Each line containing the string "accent" should be copied out of the entries.

BEGIN Given records

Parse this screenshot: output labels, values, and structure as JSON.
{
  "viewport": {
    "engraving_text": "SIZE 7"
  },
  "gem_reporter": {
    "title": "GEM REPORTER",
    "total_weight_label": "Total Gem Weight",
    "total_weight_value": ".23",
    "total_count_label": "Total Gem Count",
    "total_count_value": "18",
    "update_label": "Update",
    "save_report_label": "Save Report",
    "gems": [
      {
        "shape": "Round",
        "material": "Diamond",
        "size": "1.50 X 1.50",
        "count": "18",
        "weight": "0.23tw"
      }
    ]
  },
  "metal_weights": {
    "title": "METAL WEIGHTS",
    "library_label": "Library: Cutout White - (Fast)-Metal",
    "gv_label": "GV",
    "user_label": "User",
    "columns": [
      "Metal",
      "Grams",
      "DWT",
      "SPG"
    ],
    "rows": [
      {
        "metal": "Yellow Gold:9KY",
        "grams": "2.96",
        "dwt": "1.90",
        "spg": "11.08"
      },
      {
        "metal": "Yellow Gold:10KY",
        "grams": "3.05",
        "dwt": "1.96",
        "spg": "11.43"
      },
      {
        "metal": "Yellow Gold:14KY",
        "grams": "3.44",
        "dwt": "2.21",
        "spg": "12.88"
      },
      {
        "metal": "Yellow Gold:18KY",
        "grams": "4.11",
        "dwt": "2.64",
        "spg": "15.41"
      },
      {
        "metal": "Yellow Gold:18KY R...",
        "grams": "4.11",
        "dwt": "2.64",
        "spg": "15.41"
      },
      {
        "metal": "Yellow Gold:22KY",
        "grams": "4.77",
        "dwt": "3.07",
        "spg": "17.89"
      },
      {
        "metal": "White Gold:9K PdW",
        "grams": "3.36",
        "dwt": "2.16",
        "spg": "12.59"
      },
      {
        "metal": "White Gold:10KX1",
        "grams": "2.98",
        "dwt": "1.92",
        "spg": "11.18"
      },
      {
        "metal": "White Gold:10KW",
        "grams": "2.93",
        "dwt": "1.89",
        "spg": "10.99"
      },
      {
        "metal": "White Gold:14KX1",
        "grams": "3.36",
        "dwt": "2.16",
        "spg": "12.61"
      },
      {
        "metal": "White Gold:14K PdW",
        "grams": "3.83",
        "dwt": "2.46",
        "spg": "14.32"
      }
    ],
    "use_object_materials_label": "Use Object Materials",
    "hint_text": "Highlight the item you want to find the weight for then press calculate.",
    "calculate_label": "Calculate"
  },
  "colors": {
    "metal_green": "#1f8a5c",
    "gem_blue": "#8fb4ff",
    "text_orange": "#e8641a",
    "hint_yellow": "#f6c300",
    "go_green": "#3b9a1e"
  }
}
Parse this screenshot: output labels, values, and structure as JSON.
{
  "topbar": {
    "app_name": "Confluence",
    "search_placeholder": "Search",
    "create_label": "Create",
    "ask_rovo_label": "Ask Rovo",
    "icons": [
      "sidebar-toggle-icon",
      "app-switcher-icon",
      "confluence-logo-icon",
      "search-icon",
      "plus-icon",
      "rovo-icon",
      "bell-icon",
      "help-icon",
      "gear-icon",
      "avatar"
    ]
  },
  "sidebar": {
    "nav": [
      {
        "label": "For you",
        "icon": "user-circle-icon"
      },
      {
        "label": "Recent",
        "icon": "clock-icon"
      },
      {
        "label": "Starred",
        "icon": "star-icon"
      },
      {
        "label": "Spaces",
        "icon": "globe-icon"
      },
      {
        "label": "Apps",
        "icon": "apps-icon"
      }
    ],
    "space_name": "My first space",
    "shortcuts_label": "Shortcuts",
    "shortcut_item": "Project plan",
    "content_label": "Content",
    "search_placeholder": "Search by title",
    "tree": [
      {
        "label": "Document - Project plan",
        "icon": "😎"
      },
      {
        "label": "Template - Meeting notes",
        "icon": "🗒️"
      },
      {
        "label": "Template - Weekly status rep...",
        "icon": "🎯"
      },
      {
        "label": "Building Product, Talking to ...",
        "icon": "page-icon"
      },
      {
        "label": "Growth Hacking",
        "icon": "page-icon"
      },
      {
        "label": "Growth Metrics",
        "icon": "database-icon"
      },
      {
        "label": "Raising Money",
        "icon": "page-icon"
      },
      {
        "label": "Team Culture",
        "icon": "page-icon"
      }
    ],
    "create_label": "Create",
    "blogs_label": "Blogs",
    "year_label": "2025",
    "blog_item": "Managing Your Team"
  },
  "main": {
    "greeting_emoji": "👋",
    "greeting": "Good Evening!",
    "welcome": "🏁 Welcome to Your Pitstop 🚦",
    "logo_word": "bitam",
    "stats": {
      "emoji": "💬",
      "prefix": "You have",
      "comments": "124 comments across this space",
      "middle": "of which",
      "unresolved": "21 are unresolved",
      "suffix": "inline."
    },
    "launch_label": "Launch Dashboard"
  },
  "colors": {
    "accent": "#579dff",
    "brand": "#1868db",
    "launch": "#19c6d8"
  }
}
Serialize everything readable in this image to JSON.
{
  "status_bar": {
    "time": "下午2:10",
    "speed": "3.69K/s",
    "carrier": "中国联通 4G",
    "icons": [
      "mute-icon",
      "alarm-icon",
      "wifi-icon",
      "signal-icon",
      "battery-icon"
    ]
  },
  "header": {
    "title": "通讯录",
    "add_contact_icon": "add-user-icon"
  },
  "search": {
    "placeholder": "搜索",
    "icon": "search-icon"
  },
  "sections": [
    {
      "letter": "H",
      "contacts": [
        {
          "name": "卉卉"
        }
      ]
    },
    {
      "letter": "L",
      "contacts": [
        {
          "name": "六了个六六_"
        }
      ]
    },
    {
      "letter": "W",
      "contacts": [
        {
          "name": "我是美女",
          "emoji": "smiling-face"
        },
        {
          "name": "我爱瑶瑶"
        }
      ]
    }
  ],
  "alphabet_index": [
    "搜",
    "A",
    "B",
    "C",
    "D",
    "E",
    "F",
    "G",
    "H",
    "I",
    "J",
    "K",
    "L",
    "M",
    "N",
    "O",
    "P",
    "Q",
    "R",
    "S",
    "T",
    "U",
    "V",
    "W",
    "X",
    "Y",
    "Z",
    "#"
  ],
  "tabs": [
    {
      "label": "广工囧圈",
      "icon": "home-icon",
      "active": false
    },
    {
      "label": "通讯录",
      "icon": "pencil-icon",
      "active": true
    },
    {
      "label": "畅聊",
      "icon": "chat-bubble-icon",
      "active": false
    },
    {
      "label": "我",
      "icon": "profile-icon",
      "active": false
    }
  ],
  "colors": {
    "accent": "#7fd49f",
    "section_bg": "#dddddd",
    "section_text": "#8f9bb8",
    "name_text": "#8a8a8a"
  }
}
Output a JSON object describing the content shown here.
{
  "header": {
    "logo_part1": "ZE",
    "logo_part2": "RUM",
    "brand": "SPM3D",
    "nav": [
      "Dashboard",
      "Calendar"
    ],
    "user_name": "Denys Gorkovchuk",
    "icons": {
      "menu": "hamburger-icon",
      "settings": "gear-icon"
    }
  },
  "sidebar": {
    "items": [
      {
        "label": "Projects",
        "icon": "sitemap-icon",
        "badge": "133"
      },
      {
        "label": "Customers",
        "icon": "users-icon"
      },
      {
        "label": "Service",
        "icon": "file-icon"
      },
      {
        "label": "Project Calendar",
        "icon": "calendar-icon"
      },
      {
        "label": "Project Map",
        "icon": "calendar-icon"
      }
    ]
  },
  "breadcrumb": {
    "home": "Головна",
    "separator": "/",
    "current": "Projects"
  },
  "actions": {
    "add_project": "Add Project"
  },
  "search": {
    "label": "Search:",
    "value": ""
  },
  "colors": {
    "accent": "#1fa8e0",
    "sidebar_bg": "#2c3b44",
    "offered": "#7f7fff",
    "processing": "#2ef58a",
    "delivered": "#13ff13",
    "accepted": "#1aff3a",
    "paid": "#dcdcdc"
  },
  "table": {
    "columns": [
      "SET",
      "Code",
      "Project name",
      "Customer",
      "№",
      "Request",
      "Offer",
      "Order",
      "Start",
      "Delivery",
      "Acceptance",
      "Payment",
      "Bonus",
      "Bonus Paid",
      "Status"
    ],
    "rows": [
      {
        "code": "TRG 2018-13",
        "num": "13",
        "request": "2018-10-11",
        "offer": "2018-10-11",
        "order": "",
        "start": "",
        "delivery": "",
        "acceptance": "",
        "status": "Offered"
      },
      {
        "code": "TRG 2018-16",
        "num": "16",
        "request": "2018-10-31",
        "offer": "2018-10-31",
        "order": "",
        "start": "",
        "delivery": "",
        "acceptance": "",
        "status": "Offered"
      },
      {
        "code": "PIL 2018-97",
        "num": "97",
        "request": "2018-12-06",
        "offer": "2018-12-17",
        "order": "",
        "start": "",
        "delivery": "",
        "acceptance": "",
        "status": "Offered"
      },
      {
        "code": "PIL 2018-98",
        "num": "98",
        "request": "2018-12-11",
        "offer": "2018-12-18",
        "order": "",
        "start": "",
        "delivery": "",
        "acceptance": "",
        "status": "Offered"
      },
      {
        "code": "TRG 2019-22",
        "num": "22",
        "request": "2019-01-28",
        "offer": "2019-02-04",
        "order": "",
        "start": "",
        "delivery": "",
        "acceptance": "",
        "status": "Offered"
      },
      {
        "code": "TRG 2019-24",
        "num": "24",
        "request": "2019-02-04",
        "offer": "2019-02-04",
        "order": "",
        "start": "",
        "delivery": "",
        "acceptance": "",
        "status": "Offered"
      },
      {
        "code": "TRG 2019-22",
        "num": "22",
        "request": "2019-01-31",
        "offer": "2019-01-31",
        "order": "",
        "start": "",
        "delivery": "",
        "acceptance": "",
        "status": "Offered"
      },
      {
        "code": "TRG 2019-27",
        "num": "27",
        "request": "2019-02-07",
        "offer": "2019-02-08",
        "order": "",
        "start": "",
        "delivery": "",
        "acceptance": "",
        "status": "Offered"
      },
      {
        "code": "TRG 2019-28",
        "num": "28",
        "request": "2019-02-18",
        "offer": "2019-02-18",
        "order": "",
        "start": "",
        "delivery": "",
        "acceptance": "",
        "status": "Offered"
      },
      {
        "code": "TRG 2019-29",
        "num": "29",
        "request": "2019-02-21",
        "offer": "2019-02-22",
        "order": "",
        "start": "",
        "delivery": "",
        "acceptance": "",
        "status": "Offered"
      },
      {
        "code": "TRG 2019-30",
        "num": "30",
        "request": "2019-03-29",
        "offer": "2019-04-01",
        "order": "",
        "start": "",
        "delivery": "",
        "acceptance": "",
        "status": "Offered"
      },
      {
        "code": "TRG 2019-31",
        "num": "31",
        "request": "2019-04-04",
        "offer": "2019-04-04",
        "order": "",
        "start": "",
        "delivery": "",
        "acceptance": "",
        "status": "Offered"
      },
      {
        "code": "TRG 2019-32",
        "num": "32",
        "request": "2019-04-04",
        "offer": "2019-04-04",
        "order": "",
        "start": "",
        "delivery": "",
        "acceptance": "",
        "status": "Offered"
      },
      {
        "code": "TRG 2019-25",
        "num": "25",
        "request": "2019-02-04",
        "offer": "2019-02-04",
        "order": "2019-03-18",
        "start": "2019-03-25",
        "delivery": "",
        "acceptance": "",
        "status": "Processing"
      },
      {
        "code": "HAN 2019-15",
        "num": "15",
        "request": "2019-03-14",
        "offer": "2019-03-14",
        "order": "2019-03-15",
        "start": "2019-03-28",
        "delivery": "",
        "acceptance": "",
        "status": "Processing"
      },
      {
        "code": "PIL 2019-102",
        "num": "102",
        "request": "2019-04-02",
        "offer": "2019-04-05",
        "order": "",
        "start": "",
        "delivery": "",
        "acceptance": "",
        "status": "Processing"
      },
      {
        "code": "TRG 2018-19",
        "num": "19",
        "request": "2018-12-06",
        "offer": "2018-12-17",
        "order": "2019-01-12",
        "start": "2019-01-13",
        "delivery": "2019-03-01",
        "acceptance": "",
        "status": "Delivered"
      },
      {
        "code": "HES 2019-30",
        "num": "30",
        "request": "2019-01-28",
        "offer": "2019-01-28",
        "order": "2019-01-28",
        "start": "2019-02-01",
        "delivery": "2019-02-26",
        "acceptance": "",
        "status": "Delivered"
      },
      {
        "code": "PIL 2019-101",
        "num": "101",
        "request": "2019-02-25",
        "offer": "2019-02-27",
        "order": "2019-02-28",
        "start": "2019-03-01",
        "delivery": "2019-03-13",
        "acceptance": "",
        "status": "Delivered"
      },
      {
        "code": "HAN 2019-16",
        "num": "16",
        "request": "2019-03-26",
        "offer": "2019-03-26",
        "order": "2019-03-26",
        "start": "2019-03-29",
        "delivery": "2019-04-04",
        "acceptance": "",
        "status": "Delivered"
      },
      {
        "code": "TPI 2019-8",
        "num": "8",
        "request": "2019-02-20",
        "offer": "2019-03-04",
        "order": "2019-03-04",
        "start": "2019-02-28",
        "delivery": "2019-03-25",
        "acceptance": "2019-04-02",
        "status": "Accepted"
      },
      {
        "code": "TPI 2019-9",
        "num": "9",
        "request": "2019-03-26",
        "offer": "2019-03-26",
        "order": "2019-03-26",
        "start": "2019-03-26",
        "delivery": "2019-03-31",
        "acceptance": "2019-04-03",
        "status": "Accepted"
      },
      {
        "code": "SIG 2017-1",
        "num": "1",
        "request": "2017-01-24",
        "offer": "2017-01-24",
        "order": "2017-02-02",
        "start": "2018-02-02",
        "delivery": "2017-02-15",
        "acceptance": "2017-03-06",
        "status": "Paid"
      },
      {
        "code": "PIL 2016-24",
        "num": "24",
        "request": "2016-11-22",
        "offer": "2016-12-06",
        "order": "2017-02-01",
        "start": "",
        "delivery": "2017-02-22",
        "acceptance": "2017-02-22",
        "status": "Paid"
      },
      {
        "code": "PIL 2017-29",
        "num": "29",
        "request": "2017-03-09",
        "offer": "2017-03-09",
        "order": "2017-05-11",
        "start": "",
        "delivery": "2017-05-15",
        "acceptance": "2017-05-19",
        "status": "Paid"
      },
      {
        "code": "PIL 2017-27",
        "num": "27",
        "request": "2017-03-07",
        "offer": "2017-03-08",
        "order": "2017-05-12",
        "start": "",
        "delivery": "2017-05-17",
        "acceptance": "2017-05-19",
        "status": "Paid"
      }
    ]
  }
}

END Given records

[Response area]
    "accent": "#579dff",
    "accent": "#7fd49f",
    "accent": "#1fa8e0",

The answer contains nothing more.